Across the records that follow, determine how many lines contain "data" and give only the resulting number.
-------- MATERIAL SHOWN
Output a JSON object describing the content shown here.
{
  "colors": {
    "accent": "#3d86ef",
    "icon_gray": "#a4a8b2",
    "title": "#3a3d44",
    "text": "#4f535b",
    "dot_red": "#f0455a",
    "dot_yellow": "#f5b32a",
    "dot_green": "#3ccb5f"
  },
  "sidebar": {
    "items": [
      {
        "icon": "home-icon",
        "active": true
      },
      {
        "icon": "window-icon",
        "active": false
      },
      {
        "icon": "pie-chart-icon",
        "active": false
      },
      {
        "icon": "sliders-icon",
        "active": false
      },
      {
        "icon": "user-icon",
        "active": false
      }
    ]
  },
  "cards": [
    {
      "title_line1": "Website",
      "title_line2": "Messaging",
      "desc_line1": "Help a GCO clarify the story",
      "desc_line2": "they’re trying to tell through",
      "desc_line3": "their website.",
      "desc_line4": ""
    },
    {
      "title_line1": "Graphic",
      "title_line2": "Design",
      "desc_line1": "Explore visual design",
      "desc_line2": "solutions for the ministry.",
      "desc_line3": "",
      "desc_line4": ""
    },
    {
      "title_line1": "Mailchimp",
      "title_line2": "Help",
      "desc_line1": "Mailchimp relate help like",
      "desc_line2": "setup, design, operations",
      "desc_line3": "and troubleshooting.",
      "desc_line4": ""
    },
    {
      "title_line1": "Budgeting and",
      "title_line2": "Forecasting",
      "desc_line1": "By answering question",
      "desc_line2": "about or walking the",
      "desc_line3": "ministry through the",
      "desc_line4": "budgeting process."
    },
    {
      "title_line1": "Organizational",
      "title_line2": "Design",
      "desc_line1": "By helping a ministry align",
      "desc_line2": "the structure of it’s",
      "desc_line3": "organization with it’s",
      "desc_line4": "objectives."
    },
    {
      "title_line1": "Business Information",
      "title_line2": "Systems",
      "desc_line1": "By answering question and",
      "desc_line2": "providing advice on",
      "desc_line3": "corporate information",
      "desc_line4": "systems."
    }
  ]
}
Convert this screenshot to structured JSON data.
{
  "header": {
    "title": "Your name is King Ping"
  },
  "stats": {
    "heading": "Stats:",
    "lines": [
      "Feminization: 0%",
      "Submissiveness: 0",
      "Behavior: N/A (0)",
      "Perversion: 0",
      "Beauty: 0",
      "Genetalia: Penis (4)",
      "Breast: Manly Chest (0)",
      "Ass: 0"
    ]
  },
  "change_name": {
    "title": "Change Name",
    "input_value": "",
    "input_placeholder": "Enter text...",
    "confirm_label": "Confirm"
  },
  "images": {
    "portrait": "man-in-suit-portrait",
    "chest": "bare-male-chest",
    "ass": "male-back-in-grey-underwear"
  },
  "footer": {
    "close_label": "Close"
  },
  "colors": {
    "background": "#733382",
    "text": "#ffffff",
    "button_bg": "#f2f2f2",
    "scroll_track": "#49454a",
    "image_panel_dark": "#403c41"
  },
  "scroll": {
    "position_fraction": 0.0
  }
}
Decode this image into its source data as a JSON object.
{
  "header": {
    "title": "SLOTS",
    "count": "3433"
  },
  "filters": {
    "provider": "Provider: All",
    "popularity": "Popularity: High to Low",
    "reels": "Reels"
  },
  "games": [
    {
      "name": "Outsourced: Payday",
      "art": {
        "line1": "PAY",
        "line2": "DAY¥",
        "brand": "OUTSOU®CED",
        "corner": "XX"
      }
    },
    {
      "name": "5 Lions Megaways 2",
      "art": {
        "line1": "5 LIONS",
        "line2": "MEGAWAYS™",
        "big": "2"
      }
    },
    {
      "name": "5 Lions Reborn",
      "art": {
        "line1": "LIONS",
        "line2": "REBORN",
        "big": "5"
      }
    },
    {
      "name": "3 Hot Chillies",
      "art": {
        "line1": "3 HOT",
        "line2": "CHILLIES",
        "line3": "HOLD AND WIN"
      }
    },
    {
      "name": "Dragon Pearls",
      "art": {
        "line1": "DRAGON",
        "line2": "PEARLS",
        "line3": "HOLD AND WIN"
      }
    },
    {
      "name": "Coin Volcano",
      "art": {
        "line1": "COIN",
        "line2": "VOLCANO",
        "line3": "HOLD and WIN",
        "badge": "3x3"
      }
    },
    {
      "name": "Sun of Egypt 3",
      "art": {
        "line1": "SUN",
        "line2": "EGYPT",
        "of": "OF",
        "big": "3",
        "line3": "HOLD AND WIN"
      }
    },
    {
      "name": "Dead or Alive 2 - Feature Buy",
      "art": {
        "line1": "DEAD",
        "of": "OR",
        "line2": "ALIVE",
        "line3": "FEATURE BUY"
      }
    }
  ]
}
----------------
→ **REPLY TO THE TASK**
2